In October, popular Latina actress Gina Rodriguez filmed herself getting her hair and makeup done while singing along to a Fugees song and she posted the video on her Instagram story. In the video, Rodriguez clearly says the n-word and promptly giggles right after as if it’s all a joke.
Given Rodriguez’s continuous erasure of Afro-Latinx people and anti-black rhetoric, this shouldn’t be surprising. However, Rodriguez stars on one of the most popular Latinx-led shows: “Jane the Virgin.” Therefore, she’s setting an example for millions.
Rodriguez has been outspoken about the need for more Latinx diversity in media, but she rarely advocates for representation of Afro-Latinx people or praises Afro-Latinx actors like Lupita Nyong’o, who recently starred in “Us” and “Black Panther.” In Rodriguez’s mind, like in many, the concept of “Latinidad” (the identification with various Latin American attributes) is one focused on white or mestizo (mixed) Latinx people at the expense of black and indigenous people.
She cannot fathom an expression of Latinx culture that’s not tied to the white or mestizo Latinx experience. Latinidad is rooted in exclusivity and the glorification of cisgender, straight and mestizo men and women; these are the models for Latinidad.
Although Latinidad is positioned as an all-inclusive cultural identity, whiteness is at its center. You cannot have an identity that claims to unite millions of people under one term and identity yet fails to recognize persecution and discrimination of black and indigenous people. Not only is Latinidad complicit in maintaining the privilege white and mestizo Latinxs have over black and indigenous people, but it erases and flattens other identities in favor of a monolithic singular one.
Latinidad originates from colonization, from the enslavement and degradation of black and indigenous people in the colonial caste system. Advancements and civil rights in this system were determined based on racial appearance. Black people were at the bottom of the system, with indigenous people slightly above them and white Spaniards at the top of the racial hierarchy.

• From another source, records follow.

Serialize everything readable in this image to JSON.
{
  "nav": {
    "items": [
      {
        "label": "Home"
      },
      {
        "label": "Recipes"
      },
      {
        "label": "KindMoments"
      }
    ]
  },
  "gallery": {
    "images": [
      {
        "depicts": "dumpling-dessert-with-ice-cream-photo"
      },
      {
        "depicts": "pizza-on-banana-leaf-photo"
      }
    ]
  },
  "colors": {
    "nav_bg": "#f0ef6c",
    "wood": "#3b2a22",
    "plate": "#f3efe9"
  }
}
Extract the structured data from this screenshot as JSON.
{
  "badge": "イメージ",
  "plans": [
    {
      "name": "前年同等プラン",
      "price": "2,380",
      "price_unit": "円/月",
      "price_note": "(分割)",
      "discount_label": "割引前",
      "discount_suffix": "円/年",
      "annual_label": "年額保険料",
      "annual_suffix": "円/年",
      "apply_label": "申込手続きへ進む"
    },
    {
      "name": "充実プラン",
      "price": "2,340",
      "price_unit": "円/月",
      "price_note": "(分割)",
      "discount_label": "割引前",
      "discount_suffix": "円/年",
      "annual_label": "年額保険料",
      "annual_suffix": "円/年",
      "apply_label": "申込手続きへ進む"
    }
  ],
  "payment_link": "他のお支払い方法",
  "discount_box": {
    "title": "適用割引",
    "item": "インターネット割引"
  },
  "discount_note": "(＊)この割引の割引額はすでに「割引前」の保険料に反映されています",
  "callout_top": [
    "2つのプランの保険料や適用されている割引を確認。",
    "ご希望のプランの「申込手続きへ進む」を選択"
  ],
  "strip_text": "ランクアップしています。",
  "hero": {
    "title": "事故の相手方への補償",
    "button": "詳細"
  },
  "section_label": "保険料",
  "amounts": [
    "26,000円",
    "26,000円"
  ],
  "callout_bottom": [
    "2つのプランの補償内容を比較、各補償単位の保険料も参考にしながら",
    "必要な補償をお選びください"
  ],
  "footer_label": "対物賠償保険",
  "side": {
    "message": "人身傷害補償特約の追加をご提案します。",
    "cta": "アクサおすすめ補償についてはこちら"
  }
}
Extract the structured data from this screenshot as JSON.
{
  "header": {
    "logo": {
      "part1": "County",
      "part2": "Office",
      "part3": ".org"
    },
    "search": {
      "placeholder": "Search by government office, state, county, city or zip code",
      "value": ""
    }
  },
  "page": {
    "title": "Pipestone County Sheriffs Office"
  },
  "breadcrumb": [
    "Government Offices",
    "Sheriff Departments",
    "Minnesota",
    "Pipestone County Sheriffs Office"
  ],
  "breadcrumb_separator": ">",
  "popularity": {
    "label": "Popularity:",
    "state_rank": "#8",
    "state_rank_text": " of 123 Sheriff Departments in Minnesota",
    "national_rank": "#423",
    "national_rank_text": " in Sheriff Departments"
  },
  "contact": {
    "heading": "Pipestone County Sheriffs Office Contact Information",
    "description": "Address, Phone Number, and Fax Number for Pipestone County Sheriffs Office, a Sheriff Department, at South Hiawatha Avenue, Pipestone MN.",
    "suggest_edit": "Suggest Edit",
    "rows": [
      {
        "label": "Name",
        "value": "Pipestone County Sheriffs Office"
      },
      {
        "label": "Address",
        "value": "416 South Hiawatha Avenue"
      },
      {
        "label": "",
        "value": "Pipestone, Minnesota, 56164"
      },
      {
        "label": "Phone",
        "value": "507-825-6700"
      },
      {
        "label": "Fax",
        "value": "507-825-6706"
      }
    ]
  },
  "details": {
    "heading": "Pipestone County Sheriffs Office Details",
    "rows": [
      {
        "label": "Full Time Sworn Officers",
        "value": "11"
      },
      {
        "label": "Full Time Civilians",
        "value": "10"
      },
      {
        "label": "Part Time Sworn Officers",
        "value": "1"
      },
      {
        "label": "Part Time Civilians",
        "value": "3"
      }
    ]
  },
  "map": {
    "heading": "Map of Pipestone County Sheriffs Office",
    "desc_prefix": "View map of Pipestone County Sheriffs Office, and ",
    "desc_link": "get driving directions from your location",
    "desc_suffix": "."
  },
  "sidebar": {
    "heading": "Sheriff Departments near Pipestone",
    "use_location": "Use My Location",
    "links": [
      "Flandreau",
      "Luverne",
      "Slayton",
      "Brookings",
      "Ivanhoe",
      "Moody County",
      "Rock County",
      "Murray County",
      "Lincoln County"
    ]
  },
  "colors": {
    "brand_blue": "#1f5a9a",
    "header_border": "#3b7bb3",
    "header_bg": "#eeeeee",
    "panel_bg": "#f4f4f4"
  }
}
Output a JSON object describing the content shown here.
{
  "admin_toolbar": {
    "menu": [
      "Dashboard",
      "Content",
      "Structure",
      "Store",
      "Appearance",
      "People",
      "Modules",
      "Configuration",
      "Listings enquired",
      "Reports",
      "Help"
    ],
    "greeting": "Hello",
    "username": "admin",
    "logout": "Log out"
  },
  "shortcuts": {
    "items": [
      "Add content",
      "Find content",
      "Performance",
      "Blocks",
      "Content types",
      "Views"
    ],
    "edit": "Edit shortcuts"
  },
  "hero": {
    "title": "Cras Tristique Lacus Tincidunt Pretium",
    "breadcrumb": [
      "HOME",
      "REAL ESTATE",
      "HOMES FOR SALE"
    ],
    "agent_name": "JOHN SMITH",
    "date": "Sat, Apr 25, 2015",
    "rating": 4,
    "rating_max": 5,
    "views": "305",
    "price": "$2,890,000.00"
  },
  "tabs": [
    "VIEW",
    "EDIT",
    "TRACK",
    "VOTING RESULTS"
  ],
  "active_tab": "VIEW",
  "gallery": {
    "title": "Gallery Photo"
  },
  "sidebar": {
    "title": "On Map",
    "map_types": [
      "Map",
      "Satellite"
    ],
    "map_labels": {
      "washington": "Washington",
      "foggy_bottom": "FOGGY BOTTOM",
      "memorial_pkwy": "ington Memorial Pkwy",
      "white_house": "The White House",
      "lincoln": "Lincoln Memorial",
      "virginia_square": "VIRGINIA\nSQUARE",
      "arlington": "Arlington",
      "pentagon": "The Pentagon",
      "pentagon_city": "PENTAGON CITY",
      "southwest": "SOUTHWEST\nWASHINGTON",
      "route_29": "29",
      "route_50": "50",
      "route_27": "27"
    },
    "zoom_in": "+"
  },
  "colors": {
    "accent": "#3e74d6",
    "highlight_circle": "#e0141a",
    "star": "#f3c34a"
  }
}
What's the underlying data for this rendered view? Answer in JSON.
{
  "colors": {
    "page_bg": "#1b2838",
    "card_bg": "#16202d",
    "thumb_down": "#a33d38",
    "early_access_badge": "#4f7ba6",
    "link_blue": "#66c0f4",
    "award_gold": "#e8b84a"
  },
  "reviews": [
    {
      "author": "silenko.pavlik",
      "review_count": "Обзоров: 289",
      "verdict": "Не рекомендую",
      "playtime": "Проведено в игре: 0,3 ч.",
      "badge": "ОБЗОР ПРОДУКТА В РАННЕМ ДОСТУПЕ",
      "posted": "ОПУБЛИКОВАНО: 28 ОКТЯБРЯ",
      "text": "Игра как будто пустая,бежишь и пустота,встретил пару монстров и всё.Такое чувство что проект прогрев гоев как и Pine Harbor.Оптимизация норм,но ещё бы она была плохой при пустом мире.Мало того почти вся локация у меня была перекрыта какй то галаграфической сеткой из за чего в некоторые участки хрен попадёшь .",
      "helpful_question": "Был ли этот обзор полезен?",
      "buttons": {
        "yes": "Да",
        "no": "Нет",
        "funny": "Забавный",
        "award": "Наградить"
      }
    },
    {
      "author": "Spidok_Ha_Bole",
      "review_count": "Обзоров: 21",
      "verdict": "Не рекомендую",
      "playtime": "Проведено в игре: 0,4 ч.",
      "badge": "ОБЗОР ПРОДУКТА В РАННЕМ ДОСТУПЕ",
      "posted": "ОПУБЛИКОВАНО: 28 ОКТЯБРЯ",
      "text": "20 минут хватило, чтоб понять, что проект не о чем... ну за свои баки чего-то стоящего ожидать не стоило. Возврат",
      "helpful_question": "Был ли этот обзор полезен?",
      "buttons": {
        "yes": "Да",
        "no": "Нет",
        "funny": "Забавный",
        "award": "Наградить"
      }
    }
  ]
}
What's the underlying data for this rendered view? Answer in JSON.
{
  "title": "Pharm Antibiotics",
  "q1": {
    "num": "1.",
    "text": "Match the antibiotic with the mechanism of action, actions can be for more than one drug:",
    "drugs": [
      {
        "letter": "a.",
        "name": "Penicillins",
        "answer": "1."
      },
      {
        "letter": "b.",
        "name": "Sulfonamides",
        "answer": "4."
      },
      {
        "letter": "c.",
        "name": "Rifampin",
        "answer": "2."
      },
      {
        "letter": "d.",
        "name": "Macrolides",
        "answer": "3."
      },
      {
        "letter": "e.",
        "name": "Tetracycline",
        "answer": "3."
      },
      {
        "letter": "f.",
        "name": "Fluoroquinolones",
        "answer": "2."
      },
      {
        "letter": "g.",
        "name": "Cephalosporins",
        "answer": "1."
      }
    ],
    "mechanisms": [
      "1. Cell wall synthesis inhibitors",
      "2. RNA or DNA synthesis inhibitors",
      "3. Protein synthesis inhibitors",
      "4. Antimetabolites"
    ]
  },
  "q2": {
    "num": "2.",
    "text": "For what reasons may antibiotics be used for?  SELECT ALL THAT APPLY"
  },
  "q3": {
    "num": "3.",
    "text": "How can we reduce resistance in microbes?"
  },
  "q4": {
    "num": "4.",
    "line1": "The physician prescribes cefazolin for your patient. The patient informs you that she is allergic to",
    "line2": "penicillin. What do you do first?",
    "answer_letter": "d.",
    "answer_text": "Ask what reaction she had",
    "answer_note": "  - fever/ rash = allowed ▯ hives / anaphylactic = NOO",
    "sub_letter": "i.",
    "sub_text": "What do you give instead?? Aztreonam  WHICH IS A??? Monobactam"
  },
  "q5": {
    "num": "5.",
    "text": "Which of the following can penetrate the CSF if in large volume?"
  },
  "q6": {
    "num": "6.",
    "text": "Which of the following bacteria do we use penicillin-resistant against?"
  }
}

The Latinidad we see today is shaped by this system; it’s defined by the dominion of white Spanish culture over black and indigenous ones. The forced mixture of these cultures should not be praised but recognized for the violence it is. It’s resulted in the destruction and erosion of various African and indigenous cultures — this is nothing to be celebrated.
It’s quite ironic that African and indigenous cultures have made tremendous contributions to what’s considered to be Latinx culture yet they aren’t centered in Latinidad; our culture constantly encourages the attainment of whiteness. The concept of “adelantando la raza” (advancing the race) is based on upholding whiteness as superior, better and purer.
If Latinidad is meant for all, why the degradation of black and brown skin? Our telenovelas are filled with light-skinned faces, while black and indigenous people are relegated to subservient roles or not represented at all. There are so many Latinx people who are ashamed to identify as black or indigenous. They would rather say they’re mestizo or mixed in order to fit into a narrow and racist definition of Latinidad.
As Alán Pelaez Lopez, an Afro-Indigenous writer, said, “Latinidad is a calculated weapon to the logic of white supremacy. White Latinxs have made sure that they control the narrative of ‘latinidad’ to ensure that non-white Latinxs remain in positions of subjugation as to not interrupt the ongoing structures of settler-colonialism in the Americas and the Caribbean. If you believe in ‘latinidad’ as unifying, what is your destination?”
The structure of Latinidad needs to be dismantled, and if it’s rebuilt, it needs to be led by black and indigenous Latinx people. As Latinx people, we must acknowledge the prevalent racism and exclusion of Afro-Latinx and indigenous people within our culture.
I benefit from the structure of Latinidad. I and other mestizos, and white Latinx people, need to act in solidarity to dismantle the structure of Latinidad.
Anais Rivero PZ ’22 is a second generation Cuban from Miami, Florida. She’s interested in politics and Latin American studies. She hopes her grandmother’s beloved telenovelas will someday feature people who actually look like her.